Receding gums is when the margin of the gum tissue surrounding the teeth wears away or pulls back. It’s a form of gum disease most common in adults aged 40+.
If untreated, receding gums can lead to the gradual exposure of the tooth and tooth decay and is one of the many serious consequences of poor oral health.
What Are The Signs Of Gum Recession?
Receding gums can be difficult to self-diagnose, as changes often occur gradually and without symptoms. It’s important to attend regular dentist and dental hygienist appointments as they’ll check for signs of recession and advise whether any treatment is required.
Obvious signs of gum recession include:
- Visible roots and/or visible shrinking gums.
- Red, swollen gums.
- Bad breath.
- Longer-looking teeth.
- Loose teeth.
- Pain at the gum line.
What Causes Gum Recession?
Brushing too hard is a common cause of gum recession. Electric toothbrushes often have a sensor that lights up to show when too much pressure is applied, helping users avoid causing damage to their teeth and gums.
Gum disease, or periodontal disease, is a serious infection that damages the soft tissue surrounding the teeth, leading to receding gums. Without treatment, it can destroy the bone that supports the teeth and lead to tooth loss. You can reduce your chances of developing it by maintaining good oral hygiene, including regular brushing and dental checkups.
Smoking is another common cause of gum recession. People who smoke are more likely to produce bacterial plaque, which leads to receding gums and, eventually, gum disease.
Tooth misalignment can make brushing and flossing more difficult. This leads to plaque build-up, which turns into tartar and traps bacteria, increasing your risk of gum disease. If your teeth are crooked, crowded, or out of line with each other, you may struggle to get your toothbrush bristles or dental floss between your teeth. Regular hygienist appointments will remove any build-up and help to keep your teeth and gums healthy.
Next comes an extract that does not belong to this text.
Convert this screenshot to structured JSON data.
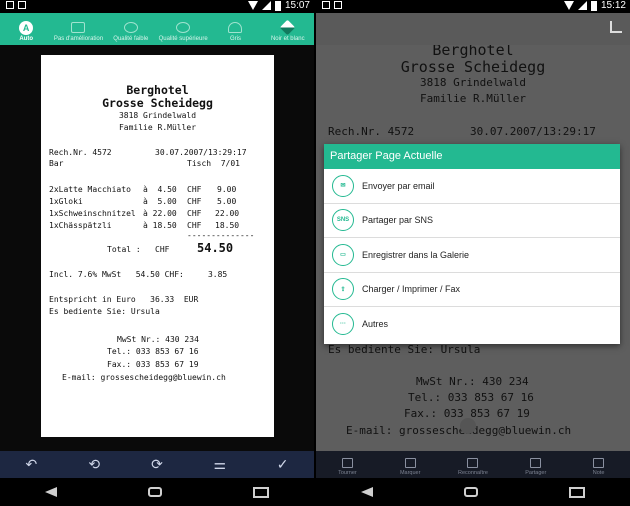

Hormonal changes in women during menopause can lead to a loss of bone density. Receding gums can be a sign of bone loss in the jawbone and can be caused by declining levels of oestrogen.
Health conditions can also be an underlying cause of receding gums. People with Type 2 diabetes are around three times more likely to develop dental problems than those who don’t have diabetes, and those with Type 1 diabetes are also more at risk. Gingivitis is common for those living with HIV and can lead to bone loss around the teeth and receding gums.
How Can You Reduce The Risk Of Receding Gums?
Maintaining an effective oral hygiene routine will help keep your mouth healthy, and you can download our free at-home guide to a healthy mouth for expert tips on how you can achieve this.
If you smoke, giving up has a range of health benefits, including reducing the risk of receding gums. Smoking makes it harder for gum tissue to repair itself and causes germs to get on your teeth and under your gums. This causes a layer of plaque to develop, which then turns into tartar.
Regular dentist and dental hygienist appointments will also help reduce the risk of receding gums and gum disease. They’ll monitor the health of your teeth and gums and carry out scale and polish or air polishing treatments to clean your mouth and remove any plaque or tartar.
What Are The Consequences Of Receding Gums?
Gum recession can lead to several unpleasant consequences, such as:
- Increased tooth sensitivity.
- Root decay.
- Uneven gum margins and visible root surface (this is usually darker and yellow in colour).
- Breakdown of the tissue and bone surrounding the teeth leading to tooth loss.
Therefore, if you have any concerns, it’s important to book a check-up as soon as possible so your dentist can advise on how to address these.
Receding Gums Treatment In Sheffield
At Mola Dental, we’re very lucky to have Dr Michael Goodman on the team. He is one of the few clinicians in Sheffield with advanced training in the management of periodontal disease and can offer several different treatment or therapy options.